July 12, 2020

Winnipeg
23° C, A few clouds

Full Forecast

Close this

Advertisement

Advertise With Us

Cheer still needed after Christmas

Hey there, time traveller!
This article was published 28/12/2019 (197 days ago), so information in it may no longer be current.

CHRISTMAS may be over, but there’s still work to be done at the Christmas Cheer Board.

That includes handing out the last of the approximately 17,000 hampers the charitable organization will distribute this year. Volunteers delivered most of the hampers by the end of the day on Dec. 19, but if people weren’t home, they could pick their hampers up earlier this week.

Around 30 volunteers were at the Cheer Board’s St. James Street headquarters until noon on Christmas Eve, helping folks get their hampers.

"It’s been very, very hectic," executive director Kai Madsen said when asked what the days leading up to Christmas were like at the Cheer Board. "We’ve got people in here right now picking up their hampers. We try to deliver them twice, then once that’s happened, they have to come pick them up."

The Cheer Board was closed on Christmas Day and Boxing Day, and reopened Friday and today for final hamper pickups.

"If there was anybody there who wasn’t able to come down (before Dec. 25), we don’t want them to go without," Madsen said. "It’s not quite as nice as having it for Christmas, but it’s better than not having it at all."

The Cheer Board is still welcoming donations, Madsen added.

"We don’t close the books until the end of February," he said. "We still need money.

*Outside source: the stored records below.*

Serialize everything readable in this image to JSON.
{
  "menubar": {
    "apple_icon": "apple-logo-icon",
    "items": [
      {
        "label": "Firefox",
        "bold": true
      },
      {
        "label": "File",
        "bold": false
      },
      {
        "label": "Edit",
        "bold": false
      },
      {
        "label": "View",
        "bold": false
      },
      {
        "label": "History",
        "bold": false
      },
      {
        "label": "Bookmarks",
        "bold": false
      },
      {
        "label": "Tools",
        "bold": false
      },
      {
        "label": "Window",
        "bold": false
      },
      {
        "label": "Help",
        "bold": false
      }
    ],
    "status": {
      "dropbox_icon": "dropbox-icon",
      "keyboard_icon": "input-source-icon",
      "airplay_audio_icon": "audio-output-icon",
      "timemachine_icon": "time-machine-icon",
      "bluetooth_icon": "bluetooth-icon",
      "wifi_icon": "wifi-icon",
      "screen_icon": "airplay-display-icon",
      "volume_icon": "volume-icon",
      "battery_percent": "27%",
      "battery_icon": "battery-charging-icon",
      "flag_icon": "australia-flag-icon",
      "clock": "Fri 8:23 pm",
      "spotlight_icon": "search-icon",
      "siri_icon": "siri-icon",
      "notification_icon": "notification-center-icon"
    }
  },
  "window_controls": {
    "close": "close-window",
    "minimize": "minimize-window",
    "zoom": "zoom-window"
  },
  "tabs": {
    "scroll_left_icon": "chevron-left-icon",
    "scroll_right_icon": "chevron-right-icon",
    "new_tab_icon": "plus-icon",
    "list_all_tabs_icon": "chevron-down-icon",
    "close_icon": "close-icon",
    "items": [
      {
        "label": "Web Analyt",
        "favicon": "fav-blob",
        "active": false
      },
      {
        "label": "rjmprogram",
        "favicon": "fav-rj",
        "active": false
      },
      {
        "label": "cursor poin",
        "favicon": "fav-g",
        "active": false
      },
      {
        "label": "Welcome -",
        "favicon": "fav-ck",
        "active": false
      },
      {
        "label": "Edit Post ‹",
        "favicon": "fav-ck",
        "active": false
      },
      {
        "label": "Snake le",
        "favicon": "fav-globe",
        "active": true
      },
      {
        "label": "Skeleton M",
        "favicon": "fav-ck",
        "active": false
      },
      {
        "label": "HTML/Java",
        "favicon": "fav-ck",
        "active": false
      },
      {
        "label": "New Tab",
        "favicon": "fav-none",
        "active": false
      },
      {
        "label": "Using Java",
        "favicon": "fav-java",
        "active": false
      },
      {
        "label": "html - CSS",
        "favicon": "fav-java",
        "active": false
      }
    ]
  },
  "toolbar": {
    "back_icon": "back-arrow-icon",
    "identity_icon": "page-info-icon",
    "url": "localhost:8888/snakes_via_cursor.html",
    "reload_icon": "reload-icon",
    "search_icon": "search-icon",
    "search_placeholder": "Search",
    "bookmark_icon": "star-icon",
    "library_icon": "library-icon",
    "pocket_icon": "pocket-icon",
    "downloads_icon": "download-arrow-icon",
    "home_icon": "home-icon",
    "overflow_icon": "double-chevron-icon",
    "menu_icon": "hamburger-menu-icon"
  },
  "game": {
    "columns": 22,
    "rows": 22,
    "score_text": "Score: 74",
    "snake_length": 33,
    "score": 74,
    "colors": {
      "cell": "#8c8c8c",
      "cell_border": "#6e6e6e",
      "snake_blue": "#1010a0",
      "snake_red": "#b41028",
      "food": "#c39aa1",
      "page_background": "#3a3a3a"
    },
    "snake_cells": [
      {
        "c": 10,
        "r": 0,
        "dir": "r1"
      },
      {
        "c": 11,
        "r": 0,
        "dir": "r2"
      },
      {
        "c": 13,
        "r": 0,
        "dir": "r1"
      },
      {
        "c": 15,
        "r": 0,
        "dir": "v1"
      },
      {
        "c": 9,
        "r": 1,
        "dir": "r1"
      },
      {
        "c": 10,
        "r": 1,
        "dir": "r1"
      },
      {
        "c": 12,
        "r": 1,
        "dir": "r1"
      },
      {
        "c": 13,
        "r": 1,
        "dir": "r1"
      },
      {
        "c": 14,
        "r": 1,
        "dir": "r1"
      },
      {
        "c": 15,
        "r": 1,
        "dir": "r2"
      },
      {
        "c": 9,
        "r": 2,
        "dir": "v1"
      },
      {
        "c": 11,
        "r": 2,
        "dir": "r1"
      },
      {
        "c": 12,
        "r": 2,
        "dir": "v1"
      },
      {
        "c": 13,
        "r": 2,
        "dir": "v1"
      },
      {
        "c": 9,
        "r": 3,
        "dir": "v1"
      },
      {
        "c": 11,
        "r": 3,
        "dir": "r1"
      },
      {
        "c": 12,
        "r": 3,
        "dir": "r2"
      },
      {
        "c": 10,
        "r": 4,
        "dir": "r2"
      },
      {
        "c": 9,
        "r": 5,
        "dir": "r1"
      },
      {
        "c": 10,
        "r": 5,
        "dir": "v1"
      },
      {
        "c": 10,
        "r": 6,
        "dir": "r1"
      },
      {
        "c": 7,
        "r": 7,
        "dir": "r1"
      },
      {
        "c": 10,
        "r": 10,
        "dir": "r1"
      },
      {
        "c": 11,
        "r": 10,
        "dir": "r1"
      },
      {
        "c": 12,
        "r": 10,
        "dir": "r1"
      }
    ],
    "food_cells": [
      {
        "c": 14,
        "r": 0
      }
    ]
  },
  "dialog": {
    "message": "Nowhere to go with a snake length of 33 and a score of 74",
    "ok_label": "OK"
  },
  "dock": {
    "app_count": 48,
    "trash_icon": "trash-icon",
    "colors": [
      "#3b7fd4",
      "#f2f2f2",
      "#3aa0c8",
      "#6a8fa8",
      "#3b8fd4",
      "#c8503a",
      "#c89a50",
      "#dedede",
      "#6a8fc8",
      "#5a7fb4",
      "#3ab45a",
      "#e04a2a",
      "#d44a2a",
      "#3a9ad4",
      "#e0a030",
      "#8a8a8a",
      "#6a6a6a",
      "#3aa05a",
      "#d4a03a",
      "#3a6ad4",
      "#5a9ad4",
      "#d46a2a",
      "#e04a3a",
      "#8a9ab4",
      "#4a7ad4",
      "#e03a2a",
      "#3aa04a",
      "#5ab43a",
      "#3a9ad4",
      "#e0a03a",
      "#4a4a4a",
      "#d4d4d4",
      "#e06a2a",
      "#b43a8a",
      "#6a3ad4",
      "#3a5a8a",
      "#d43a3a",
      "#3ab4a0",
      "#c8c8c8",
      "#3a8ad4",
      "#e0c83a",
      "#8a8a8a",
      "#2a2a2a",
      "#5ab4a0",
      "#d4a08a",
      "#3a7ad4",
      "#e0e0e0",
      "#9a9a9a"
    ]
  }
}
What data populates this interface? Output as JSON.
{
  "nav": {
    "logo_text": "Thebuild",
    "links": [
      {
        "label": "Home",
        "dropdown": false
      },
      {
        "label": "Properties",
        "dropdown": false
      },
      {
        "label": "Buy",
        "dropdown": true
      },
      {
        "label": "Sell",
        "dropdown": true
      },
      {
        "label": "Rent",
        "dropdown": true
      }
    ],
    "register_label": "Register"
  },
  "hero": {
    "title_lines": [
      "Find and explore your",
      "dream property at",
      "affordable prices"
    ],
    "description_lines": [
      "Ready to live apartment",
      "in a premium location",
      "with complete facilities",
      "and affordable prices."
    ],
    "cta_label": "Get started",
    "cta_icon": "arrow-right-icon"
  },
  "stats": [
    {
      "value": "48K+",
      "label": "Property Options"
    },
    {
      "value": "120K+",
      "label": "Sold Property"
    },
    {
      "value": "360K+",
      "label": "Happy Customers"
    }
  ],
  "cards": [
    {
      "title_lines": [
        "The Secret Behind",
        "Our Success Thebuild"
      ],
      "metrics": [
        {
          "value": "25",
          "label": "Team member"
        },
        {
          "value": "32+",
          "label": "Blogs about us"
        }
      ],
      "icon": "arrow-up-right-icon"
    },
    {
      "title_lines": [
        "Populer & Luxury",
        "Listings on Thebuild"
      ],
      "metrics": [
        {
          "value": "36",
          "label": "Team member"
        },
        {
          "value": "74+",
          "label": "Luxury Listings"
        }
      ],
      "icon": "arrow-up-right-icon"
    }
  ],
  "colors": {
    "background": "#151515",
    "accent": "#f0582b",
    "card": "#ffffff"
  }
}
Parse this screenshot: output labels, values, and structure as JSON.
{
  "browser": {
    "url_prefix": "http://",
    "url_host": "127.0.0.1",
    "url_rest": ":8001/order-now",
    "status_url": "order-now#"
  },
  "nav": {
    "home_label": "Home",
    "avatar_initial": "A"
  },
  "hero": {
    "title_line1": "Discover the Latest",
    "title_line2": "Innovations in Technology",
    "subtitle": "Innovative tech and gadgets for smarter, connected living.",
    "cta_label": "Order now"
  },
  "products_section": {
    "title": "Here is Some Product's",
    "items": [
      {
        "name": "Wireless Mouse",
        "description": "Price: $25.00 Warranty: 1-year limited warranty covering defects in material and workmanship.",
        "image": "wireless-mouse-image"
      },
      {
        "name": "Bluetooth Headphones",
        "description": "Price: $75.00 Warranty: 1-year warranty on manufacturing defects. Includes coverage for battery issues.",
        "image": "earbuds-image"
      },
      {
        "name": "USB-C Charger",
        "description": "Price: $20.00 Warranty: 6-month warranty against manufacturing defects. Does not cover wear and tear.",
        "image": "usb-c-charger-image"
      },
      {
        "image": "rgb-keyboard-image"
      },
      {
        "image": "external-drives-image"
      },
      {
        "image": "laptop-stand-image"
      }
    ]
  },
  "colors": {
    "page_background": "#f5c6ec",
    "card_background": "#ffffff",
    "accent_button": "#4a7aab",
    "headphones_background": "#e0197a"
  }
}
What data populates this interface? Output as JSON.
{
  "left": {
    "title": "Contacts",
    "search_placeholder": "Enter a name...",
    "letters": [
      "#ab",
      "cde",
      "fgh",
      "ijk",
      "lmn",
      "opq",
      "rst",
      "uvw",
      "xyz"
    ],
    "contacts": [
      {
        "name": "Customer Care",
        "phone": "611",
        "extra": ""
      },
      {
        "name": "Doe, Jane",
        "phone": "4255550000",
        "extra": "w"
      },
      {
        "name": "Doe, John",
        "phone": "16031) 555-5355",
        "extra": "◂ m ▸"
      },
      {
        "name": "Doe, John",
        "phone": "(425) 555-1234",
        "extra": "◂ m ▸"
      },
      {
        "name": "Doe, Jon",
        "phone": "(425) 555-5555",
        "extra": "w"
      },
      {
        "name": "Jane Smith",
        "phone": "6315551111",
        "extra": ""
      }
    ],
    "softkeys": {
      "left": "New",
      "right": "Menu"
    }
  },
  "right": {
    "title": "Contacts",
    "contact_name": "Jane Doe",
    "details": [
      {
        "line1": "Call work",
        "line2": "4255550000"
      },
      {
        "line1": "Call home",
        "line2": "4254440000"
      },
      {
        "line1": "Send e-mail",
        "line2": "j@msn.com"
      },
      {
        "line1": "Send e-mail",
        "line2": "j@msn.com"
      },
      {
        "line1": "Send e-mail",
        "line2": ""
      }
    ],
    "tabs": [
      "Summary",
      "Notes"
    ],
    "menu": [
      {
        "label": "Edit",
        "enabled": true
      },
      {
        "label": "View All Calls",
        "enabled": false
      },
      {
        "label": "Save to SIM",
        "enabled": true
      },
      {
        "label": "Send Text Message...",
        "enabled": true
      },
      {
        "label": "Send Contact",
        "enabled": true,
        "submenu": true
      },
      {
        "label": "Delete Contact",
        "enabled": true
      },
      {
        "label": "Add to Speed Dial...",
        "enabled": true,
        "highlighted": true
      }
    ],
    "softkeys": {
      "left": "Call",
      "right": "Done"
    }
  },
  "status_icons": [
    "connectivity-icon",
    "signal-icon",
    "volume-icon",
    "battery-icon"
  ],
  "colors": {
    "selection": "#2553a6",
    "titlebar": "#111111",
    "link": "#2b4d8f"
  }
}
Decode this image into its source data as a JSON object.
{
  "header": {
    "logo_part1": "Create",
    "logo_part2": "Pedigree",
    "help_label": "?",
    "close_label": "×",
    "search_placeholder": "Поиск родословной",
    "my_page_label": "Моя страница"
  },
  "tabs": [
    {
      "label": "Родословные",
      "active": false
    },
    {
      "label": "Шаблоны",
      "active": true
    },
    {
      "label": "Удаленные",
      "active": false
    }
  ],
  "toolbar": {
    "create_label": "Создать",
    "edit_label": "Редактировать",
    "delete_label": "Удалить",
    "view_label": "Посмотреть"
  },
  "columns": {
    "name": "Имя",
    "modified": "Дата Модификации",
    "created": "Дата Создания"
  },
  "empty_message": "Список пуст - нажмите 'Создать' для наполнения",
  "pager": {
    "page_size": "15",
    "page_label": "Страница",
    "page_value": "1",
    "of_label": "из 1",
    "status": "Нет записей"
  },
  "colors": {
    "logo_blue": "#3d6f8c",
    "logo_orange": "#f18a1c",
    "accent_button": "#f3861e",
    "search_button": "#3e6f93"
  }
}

We still don’t have enough money to pay the bills yet… We’re hopeful that we’ll come very close (to reaching our goal), but we don’t have it yet."

In addition to sending in donations, there are other things that people can do for the Cheer Board year-round. Anyone interested in these volunteer opportunities can call 204-669-5369 for details.

The Cheer Board, which marked its 100th anniversary this year, will also be back up and running in full force in the final quarter of 2020.

Volunteering for the Cheer Board is worthwhile, said Shawn Remillard, who spent an evening in mid-December delivering hampers with his father-in-law and a friend. The trio showed up at the Cheer Board in Santa hats and loaded five hampers into their vehicle.

The fact that the Cheer Board helps children have a better Christmas compelled Remillard to volunteer.

"I have a two-year-old now, and Christmas is about the kids," he said, adding that he has a family member who has been a hamper recipient. "I’m just glad I can give back."

Kent Mulholland expressed similar sentiments after delivering hampers with his sister and niece.

"We’re in a pretty fortunate position ourselves," Mulholland said. "There are plenty of people who aren’t in that position, through no fault of their own. It’s an opportunity to give back.

"The gratitude, the appreciation, it’s just fun to be a part of," he added.

For Madsen, it’s the volunteers that stick out when he looks back on the last few weeks.

"They work long hours," he said. "They’re very talented and very organized, and that’s the key to success here. We have to be organized and understanding and empathetic. That’s what we’re doing and it’s working in spades."

aaron.epp@gmail.com

Advertisement

Advertise With Us

Your support has enabled us to provide free access to stories about COVID-19 because we believe everyone deserves trusted and critical information during the pandemic.

Our readership has contributed additional funding to give Free Press online subscriptions to those that can’t afford one in these extraordinary times — giving new readers the opportunity to see beyond the headlines and connect with other stories about their community.

To those who have made donations, thank you.

To those able to give and share our journalism with others, please Pay it Forward.

The Free Press has shared COVID-19 stories free of charge because we believe everyone deserves access to trusted and critical information during the pandemic.

While we stand by this decision, it has undoubtedly affected our bottom line.

After nearly 150 years of reporting on our city, we don’t want to stop any time soon. With your support, we’ll be able to forge ahead with our journalistic mission.

If you believe in an independent, transparent, and democratic press, please consider subscribing today.

We understand that some readers cannot afford a subscription during these difficult times and invite them to apply for a free digital subscription through our Pay it Forward program.

The Free Press will close this commenting platform at noon on July 14.

We want to thank those who have shared their views over the years as part of this reader engagement initiative.

In the coming weeks, the Free Press will announce new opportunities for readers to share their thoughts and to engage with our staff and each other.

You can comment on most stories on The Winnipeg Free Press website. You can also agree or disagree with other comments. All you need to do is be a Winnipeg Free Press print or digital subscriber to join the conversation and give your feedback.

Have Your Say

Have Your Say

Comments are open to The Winnipeg Free Press print or digital subscribers only. why?

Have Your Say

Comments are open to The Winnipeg Free Press Subscribers only. why?

By submitting your comment, you agree to abide by our Community Standards and Moderation Policy. These guidelines were revised effective February 27, 2019. Have a question about our comment forum? Check our frequently asked questions.

Advertisement

Advertise With Us